In this edition, we bring you report from the UNFCCC COP23 which held in Bonn last November on the outcome of the Talanoa dialogue especially for the African stakeholders. We also serve you report from the maiden event of our FishNet Alliance in Lome, Togo.

Download and read this issue Eco-Instigator #19 X

Share your thoughts. Send articles, photos, poems, songs and/or reports of ecological challenges. We like to hear from you. Reach us at editor@homef.org and home@homef.org.

Eco-Instigator #10

E-I 10 CoverAs is the tradition of HOMEF, Eco-Instigator #10 was issued at close of December 2015 in order to bring you some comments from the Conference of Parties (COP) of the United Nations Convention on Climate Change (UNFCCC). Needless to say that we were at COP21 and came away with a conclusion that the poor and the vulnerable were once more sacrificed in order to let polluters keep polluting. Climate inaction promoting carbon markets were hoisted as totems to appease the climate gods – the fossil fuel industry and their political partners.

This is a teaser from this collector’s edition, the HOME RUN, or editor’s note. The full magazine comes online at HOMEF’s website. The cover image, by the revolutionary artist, Angie Vanessita, is from Oilwatch International’s call for the creation of Annex 0 nations.

HOME RUN

2015 has been quite a run. Crowning it with the Conference of Parties (COP21) of the United Nations Framework Convention on Climate Change (UNFCCC) wrapped up the year with a rather sour taste. The gathering in Paris this December was decidedly shrouded in a thick fog of the dread of terror attacks. Some people thought the unfortunate terror attacks in Paris just two weeks before the global gathering provided the cover for official denial of space for mass mobilisations against climate inaction.

In this edition we bring you articles and opinions on COP21. Mainstream media have been awash with reports that COP21 was historic and that the world is on track to tackle global warming. We think it was another missed opportunity as it actually entrenched the regime of voluntarism that permits polluters to keep polluting, open up pathways for untested technologies, avoid providing new climate finance and lock the planet on a burning grate.

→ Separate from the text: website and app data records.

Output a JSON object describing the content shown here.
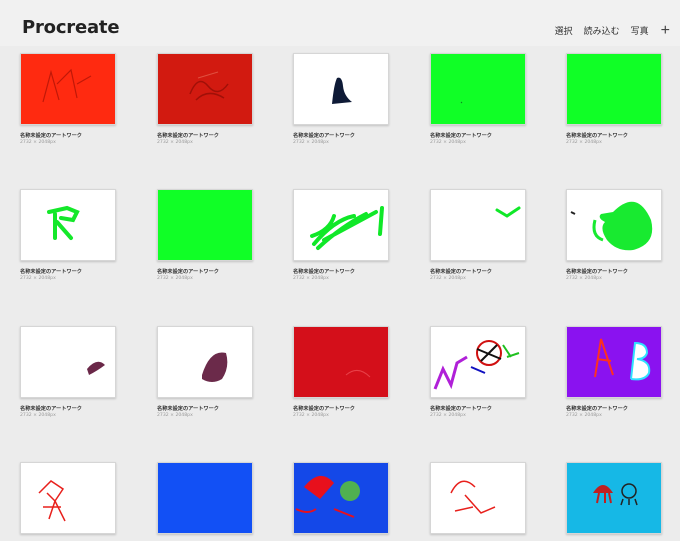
{
  "app": {
    "title": "Procreate"
  },
  "toolbar": {
    "select_label": "選択",
    "import_label": "読み込む",
    "photo_label": "写真",
    "add_label": "+"
  },
  "artworks": [
    {
      "title": "名称未設定のアートワーク",
      "size": "2732 × 2048px",
      "background": "#ff2a10",
      "content": "red scribble"
    },
    {
      "title": "名称未設定のアートワーク",
      "size": "2732 × 2048px",
      "background": "#d21a10",
      "content": "dark red scribble"
    },
    {
      "title": "名称未設定のアートワーク",
      "size": "2732 × 2048px",
      "background": "#ffffff",
      "content": "navy shape"
    },
    {
      "title": "名称未設定のアートワーク",
      "size": "2732 × 2048px",
      "background": "#10ff26",
      "content": "green fill"
    },
    {
      "title": "名称未設定のアートワーク",
      "size": "2732 × 2048px",
      "background": "#10ff26",
      "content": "green fill"
    },
    {
      "title": "名称未設定のアートワーク",
      "size": "2732 × 2048px",
      "background": "#ffffff",
      "content": "green R figure"
    },
    {
      "title": "名称未設定のアートワーク",
      "size": "2732 × 2048px",
      "background": "#10ff26",
      "content": "green fill"
    },
    {
      "title": "名称未設定のアートワーク",
      "size": "2732 × 2048px",
      "background": "#ffffff",
      "content": "green scribbles"
    },
    {
      "title": "名称未設定のアートワーク",
      "size": "2732 × 2048px",
      "background": "#ffffff",
      "content": "green stroke"
    },
    {
      "title": "名称未設定のアートワーク",
      "size": "2732 × 2048px",
      "background": "#ffffff",
      "content": "green blob"
    },
    {
      "title": "名称未設定のアートワーク",
      "size": "2732 × 2048px",
      "background": "#ffffff",
      "content": "purple dot"
    },
    {
      "title": "名称未設定のアートワーク",
      "size": "2732 × 2048px",
      "background": "#ffffff",
      "content": "purple blob"
    },
    {
      "title": "名称未設定のアートワーク",
      "size": "2732 × 2048px",
      "background": "#d40f1a",
      "content": "red fill"
    },
    {
      "title": "名称未設定のアートワーク",
      "size": "2732 × 2048px",
      "background": "#ffffff",
      "content": "multicolor doodle"
    },
    {
      "title": "名称未設定のアートワーク",
      "size": "2732 × 2048px",
      "background": "#8a12f0",
      "content": "purple with letters"
    },
    {
      "title": "",
      "size": "",
      "background": "#ffffff",
      "content": "red figure"
    },
    {
      "title": "",
      "size": "",
      "background": "#1250f5",
      "content": "blue fill"
    },
    {
      "title": "",
      "size": "",
      "background": "#1448e8",
      "content": "blue with red and green"
    },
    {
      "title": "",
      "size": "",
      "background": "#ffffff",
      "content": "red doodle"
    },
    {
      "title": "",
      "size": "",
      "background": "#16b8e6",
      "content": "cyan with creatures"
    }
  ]
}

There were solemn spiritual moments, moments of awe at the rapacious destructive capacities of humanity and many moments of tears as these destructions, including murders, were painted in words and pictures.

COP21 provided a robust space for civil society mobilisations and actions. On the streets, the human chain was the strategy for actions on 29 November. The mass mobilisations of 12 December were endorsed by the French government at the last minute. Plans for mass civil disobedience had gone ahead and activists were ready to face the consequences if the protests were disallowed. Statements from the streets clearly showed that the COP had missed the mark.

The International Rights of Nature Tribunal was constituted and sat for two days in the Maison des Metallos, Paris. Experts, victims, prosecutors and judges presented or listened to cases of crimes against Mother Earth and at the end judgements were passed. There were solemn spiritual moments, moments of awe at the rapacious destructive capacities of humanity and many moments of tears as these destructions, including murders, were painted in words and pictures. We bring you a special report of the sitting of the Tribunal.

Oilwatch International sent a powerful call to the COP to create an Annex Zero group of nations, sub-nations and territories of peoples taking real climate caution by keeping fossils under the ground. No REDD in Africa Network issued a powerful briefing titled STOPPING THE CONTINENT GRAB and the REDD-ification of Africa. Grab a copy!

The Eco-Instigator team and all of us at HOMEF thank you for your support and solidarity throughout the year. We look forward to your continued support in the year(s) ahead. To stay updated with activities at HOMEF, sign up for our monthly eco-bulletin by sending an email to home@homef.org.

Whatever you do in the coming year, take care to ensure you stand for the rights of Mother Earth and in solidarity with all peoples.

Until victory!

Nnimmo